• [WORK ORDER]
Look through the data below and work out how many lines contain the string "this". Give the number alone.

• [INPUT DATA]

============================================================

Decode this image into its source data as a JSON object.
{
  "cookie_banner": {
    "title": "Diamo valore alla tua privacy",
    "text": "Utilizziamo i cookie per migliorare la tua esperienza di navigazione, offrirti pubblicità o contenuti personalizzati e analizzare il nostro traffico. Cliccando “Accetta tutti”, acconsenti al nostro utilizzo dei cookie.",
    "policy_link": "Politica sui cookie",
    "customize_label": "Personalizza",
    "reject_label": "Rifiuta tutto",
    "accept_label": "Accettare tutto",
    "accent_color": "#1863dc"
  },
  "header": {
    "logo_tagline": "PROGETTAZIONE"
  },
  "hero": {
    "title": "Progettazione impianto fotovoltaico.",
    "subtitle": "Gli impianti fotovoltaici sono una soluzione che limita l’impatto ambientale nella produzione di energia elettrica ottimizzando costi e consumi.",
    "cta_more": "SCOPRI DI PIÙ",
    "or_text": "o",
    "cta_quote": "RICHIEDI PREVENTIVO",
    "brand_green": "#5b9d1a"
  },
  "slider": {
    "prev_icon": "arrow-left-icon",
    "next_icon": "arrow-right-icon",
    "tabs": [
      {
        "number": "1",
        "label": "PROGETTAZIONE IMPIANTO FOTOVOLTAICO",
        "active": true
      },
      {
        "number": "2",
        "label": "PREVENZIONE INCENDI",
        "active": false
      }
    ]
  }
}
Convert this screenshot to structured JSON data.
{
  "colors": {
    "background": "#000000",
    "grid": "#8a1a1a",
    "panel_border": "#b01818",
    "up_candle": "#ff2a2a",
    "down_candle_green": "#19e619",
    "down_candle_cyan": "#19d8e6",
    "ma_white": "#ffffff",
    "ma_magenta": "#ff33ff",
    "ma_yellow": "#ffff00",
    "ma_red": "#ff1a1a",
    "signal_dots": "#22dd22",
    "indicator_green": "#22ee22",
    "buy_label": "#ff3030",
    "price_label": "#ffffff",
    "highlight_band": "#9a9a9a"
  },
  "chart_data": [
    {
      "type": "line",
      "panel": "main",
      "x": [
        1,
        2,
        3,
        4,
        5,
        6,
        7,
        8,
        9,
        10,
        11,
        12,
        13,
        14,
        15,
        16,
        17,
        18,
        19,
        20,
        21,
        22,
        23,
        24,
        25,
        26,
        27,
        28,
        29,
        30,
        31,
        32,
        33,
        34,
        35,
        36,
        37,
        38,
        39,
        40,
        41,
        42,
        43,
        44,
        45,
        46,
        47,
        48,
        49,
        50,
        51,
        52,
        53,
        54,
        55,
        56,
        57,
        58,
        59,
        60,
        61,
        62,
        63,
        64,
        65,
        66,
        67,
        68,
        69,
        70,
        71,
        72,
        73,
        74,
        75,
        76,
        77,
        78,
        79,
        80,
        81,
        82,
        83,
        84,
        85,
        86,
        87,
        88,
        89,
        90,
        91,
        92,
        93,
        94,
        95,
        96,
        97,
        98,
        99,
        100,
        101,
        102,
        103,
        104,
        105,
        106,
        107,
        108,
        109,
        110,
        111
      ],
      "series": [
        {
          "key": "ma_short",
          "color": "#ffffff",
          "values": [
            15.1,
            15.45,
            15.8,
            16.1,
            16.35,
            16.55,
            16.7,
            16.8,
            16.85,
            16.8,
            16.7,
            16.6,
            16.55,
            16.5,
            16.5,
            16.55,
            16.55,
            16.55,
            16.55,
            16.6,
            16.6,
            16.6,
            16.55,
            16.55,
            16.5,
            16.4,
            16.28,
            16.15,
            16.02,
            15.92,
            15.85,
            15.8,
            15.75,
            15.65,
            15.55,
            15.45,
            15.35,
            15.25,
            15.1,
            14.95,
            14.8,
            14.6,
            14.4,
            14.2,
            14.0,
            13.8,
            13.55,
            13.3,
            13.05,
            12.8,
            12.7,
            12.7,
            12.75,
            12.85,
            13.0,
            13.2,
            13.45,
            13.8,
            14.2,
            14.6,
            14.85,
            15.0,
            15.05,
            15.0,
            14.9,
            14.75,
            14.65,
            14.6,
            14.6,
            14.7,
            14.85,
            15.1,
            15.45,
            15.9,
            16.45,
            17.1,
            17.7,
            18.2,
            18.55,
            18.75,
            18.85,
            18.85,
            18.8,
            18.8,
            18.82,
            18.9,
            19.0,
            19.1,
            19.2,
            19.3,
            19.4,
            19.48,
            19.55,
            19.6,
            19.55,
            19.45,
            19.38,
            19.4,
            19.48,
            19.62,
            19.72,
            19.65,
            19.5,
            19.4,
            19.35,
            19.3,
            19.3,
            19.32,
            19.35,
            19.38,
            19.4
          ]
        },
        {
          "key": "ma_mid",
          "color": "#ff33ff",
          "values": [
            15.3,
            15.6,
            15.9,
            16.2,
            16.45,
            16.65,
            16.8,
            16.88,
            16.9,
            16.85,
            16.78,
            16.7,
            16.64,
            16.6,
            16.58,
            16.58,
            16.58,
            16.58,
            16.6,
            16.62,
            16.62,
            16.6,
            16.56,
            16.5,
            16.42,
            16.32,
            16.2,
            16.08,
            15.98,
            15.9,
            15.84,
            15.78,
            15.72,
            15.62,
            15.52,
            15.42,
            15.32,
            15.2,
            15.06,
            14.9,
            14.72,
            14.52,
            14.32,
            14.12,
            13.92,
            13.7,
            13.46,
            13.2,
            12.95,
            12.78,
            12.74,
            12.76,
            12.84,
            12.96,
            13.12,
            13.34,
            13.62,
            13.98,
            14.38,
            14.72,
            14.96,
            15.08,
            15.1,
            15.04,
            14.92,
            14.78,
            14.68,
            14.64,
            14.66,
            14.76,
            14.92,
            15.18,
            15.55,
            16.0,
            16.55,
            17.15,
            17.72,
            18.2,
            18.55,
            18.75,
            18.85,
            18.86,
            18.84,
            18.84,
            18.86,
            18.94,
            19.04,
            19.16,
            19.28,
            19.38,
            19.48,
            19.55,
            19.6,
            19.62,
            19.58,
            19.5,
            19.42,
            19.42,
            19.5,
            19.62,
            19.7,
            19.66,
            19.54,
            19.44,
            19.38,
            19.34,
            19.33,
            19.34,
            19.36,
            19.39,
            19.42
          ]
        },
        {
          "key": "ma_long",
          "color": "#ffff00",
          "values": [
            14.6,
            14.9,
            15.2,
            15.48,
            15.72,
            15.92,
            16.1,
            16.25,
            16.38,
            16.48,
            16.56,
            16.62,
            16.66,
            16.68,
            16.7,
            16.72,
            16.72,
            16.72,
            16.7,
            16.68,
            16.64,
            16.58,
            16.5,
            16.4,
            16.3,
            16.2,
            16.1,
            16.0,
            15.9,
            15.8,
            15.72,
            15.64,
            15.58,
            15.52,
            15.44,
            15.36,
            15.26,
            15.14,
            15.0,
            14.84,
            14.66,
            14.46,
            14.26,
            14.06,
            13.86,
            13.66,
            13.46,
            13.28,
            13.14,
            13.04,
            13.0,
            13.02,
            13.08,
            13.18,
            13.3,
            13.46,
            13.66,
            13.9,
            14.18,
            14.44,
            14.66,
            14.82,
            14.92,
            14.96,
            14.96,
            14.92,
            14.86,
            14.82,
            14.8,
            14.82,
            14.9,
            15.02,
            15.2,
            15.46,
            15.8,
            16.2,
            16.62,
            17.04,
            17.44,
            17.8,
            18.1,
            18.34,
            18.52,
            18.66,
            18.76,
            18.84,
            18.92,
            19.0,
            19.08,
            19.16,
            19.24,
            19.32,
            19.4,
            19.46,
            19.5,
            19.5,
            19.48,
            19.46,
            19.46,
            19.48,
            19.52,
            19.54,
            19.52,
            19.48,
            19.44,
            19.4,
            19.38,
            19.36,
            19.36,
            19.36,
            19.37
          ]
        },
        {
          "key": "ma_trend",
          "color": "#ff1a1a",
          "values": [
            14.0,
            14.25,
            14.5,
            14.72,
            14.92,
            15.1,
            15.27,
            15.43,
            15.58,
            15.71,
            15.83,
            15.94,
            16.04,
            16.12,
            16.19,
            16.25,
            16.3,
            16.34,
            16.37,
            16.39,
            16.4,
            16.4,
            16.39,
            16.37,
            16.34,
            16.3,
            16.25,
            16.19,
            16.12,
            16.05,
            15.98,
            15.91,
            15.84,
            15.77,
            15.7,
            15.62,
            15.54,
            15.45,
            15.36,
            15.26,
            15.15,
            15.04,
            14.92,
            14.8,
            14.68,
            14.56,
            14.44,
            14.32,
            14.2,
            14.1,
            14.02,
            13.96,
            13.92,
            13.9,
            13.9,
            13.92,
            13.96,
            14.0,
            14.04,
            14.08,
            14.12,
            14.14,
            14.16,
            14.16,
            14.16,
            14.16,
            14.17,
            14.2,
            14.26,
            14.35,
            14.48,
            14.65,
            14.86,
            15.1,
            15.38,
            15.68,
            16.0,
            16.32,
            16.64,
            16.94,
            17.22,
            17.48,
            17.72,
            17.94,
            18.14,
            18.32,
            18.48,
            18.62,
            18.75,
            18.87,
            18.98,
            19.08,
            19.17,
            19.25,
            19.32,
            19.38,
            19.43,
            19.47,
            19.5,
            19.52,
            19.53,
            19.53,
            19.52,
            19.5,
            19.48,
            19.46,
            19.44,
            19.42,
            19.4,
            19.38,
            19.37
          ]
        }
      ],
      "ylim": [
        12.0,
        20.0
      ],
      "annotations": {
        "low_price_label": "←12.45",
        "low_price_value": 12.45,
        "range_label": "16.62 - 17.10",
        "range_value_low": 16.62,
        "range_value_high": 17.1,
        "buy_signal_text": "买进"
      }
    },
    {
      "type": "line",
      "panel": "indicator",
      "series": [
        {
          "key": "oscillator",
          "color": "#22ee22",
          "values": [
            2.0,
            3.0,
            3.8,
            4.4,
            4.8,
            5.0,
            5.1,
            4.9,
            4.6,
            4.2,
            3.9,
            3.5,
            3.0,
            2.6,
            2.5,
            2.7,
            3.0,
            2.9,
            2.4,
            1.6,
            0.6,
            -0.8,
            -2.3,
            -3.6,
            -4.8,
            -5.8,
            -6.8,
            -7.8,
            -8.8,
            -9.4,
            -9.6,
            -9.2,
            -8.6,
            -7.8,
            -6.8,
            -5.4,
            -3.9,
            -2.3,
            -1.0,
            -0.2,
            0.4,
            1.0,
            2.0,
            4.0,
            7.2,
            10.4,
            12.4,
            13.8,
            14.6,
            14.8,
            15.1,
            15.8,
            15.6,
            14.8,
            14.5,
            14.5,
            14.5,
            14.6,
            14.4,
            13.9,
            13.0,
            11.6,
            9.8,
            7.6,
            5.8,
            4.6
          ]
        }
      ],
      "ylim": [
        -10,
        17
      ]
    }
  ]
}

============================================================

• [ANSWER AREA]
2